David and I got in line to say hi, shake Brian’s hand, and maybe snap a couple pics. We waited about five minutes as the line barely shortened, and I then realized that I was really quite content to leave anytime. We had seen The Points Guy, and I was satisfied. While it might be cool to shake his hand, he would certainly not remember me. Being able to actually chat uninterrupted for even a few minutes would be really cool, but this venue was not the place. The music was blaring, and I decided that catching the sunset from Coit Tower would be a better option to finish off our evening. It did mean we left before the grand prize of 1,000,000 JetBlue miles was awarded, but I didn’t mind that either.
As David and I were driving back to the hotel that evening, I was reflecting on one statement that stood out to me. In the middle of his speech, Brian mentioned that he was ‘living a fantasy’. That really hit me. I have often had a small measure of envy when I see where he has taken his blog, the success he has had, and his ability to travel literally all the time at the drop of a hat. Yes, it is his ‘job’, but it truly is a dream life. The world is at his fingertips. But the thought that had flooded my mind tonight was different: I wonder if he feels completely empty.

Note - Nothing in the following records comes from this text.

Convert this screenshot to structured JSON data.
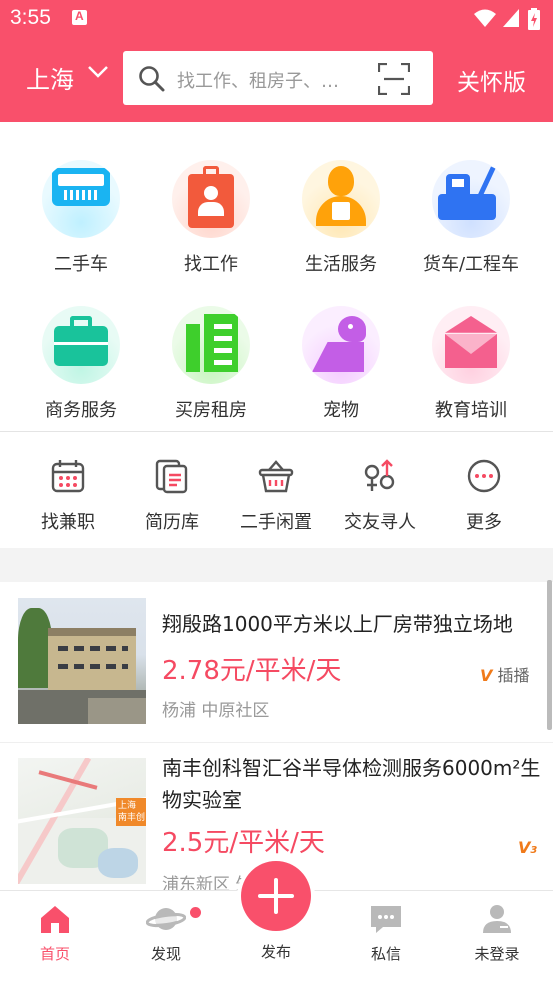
{
  "status_bar": {
    "time": "3:55"
  },
  "header": {
    "city": "上海",
    "search_placeholder": "找工作、租房子、…",
    "care_mode": "关怀版"
  },
  "categories": [
    {
      "label": "二手车",
      "icon": "car-icon"
    },
    {
      "label": "找工作",
      "icon": "briefcase-person-icon"
    },
    {
      "label": "生活服务",
      "icon": "service-person-icon"
    },
    {
      "label": "货车/工程车",
      "icon": "truck-icon"
    },
    {
      "label": "商务服务",
      "icon": "business-case-icon"
    },
    {
      "label": "买房租房",
      "icon": "building-icon"
    },
    {
      "label": "宠物",
      "icon": "pet-icon"
    },
    {
      "label": "教育培训",
      "icon": "education-icon"
    }
  ],
  "shortcuts": [
    {
      "label": "找兼职",
      "icon": "calendar-icon"
    },
    {
      "label": "简历库",
      "icon": "resume-icon"
    },
    {
      "label": "二手闲置",
      "icon": "basket-icon"
    },
    {
      "label": "交友寻人",
      "icon": "gender-icon"
    },
    {
      "label": "更多",
      "icon": "more-icon"
    }
  ],
  "listings": [
    {
      "title": "翔殷路1000平方米以上厂房带独立场地",
      "price": "2.78元/平米/天",
      "location": "杨浦 中原社区",
      "badge": "插播"
    },
    {
      "title": "南丰创科智汇谷半导体检测服务6000m²生物实验室",
      "price": "2.5元/平米/天",
      "location": "浦东新区 外高桥",
      "map_label": "上海\n南丰创"
    }
  ],
  "tabbar": {
    "home": "首页",
    "discover": "发现",
    "publish": "发布",
    "messages": "私信",
    "login": "未登录"
  },
  "colors": {
    "brand": "#f9506b",
    "price": "#f54a62"
  }
}
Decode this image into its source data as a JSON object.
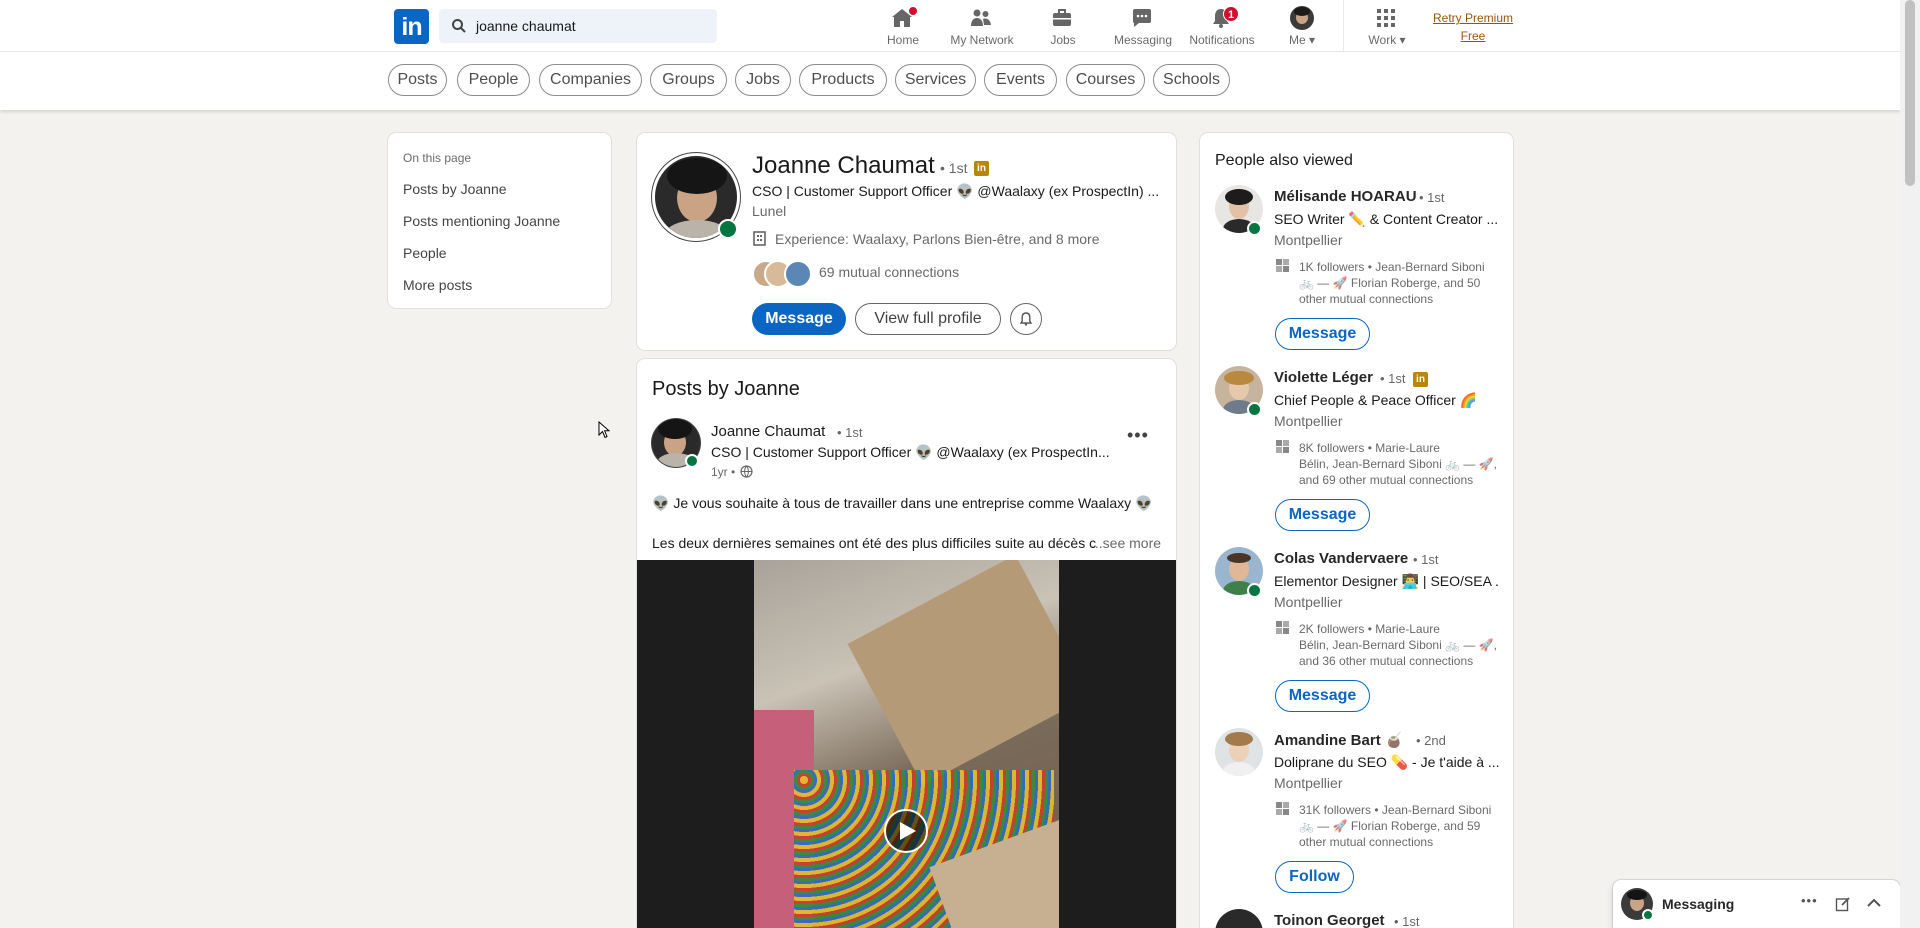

The thought saddened me. Brian has the best of what this life can offer, but that will never be enough. It made me rethink my own priorities. There are times that I find myself getting caught up in my travel ‘hobby’, and in those moments I remind myself what really matters: my wife, my current and future family, being a blessing to others around me, being productive for my boss, and, above all, my Savior Jesus Christ. Without the hope I have in knowing Him and being known by Him, life would truly be meaningless. I would love to see the world ten times over, but not at the cost of the truly important things. Eternity is at stake.
My wife often gently reminds me of this. We have greater goals than just traveling or being financially successful. We hope to adopt. We want to raise a family. We want to have a marriage that gets stronger year after year. We want to share our hope in Christ with others.
My wife once said that we should give back from the travel rewards that we accrue, and I have kept this in the back of my mind ever since. I think it is a great idea. We were able to send a friend of mine to teach at a pastors school for a couple days in Guatemala, and I extended a similar offer to the wife of a Guatemalan pastor who would like to come to a conference in the States. As long as the opportunities present themselves, I pray that God will always open our hearts to give.
This bit of clarity was entirely worth the quick trip to the TPG meetup. Seeing Brian Kelly in person and having a quick getaway were just bonuses. Would I do it over? Absolutely. Would I likely consider it again in the future? Maybe. I would much rather catch Brian in person in some airport, away from a crowd of guests, and have a ten minute chat over a cup of coffee. Could that actually happen in a world of over 7 billion people? Hey, you never know.